Excerpts from an interface dataset
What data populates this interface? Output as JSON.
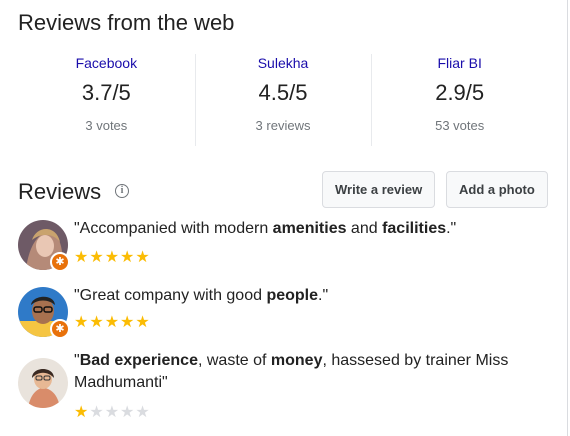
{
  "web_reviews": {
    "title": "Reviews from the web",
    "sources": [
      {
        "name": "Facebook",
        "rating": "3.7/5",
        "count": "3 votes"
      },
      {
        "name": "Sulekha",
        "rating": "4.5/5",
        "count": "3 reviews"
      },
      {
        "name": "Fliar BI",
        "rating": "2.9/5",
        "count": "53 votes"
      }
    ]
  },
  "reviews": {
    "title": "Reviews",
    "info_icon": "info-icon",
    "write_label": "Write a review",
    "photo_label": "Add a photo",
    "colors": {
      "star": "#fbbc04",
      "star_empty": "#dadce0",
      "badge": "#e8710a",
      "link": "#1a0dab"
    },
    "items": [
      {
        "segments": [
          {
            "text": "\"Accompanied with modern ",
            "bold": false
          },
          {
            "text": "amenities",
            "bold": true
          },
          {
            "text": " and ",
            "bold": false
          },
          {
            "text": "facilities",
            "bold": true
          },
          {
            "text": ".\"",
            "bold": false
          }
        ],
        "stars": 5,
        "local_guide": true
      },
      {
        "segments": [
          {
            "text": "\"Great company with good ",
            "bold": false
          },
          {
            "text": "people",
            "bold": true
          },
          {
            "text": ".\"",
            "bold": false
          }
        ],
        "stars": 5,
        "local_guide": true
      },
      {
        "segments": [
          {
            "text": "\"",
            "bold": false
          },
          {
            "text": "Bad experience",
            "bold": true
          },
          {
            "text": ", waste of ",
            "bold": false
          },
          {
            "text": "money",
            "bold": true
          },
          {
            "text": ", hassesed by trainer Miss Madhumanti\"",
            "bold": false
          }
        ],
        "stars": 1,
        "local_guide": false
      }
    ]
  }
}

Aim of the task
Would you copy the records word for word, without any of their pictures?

Written answer
What data populates this interface? Output as JSON.
{
  "web_reviews": {
    "title": "Reviews from the web",
    "sources": [
      {
        "name": "Facebook",
        "rating": "3.7/5",
        "count": "3 votes"
      },
      {
        "name": "Sulekha",
        "rating": "4.5/5",
        "count": "3 reviews"
      },
      {
        "name": "Fliar BI",
        "rating": "2.9/5",
        "count": "53 votes"
      }
    ]
  },
  "reviews": {
    "title": "Reviews",
    "info_icon": "info-icon",
    "write_label": "Write a review",
    "photo_label": "Add a photo",
    "colors": {
      "star": "#fbbc04",
      "star_empty": "#dadce0",
      "badge": "#e8710a",
      "link": "#1a0dab"
    },
    "items": [
      {
        "segments": [
          {
            "text": "\"Accompanied with modern ",
            "bold": false
          },
          {
            "text": "amenities",
            "bold": true
          },
          {
            "text": " and ",
            "bold": false
          },
          {
            "text": "facilities",
            "bold": true
          },
          {
            "text": ".\"",
            "bold": false
          }
        ],
        "stars": 5,
        "local_guide": true
      },
      {
        "segments": [
          {
            "text": "\"Great company with good ",
            "bold": false
          },
          {
            "text": "people",
            "bold": true
          },
          {
            "text": ".\"",
            "bold": false
          }
        ],
        "stars": 5,
        "local_guide": true
      },
      {
        "segments": [
          {
            "text": "\"",
            "bold": false
          },
          {
            "text": "Bad experience",
            "bold": true
          },
          {
            "text": ", waste of ",
            "bold": false
          },
          {
            "text": "money",
            "bold": true
          },
          {
            "text": ", hassesed by trainer Miss Madhumanti\"",
            "bold": false
          }
        ],
        "stars": 1,
        "local_guide": false
      }
    ]
  }
}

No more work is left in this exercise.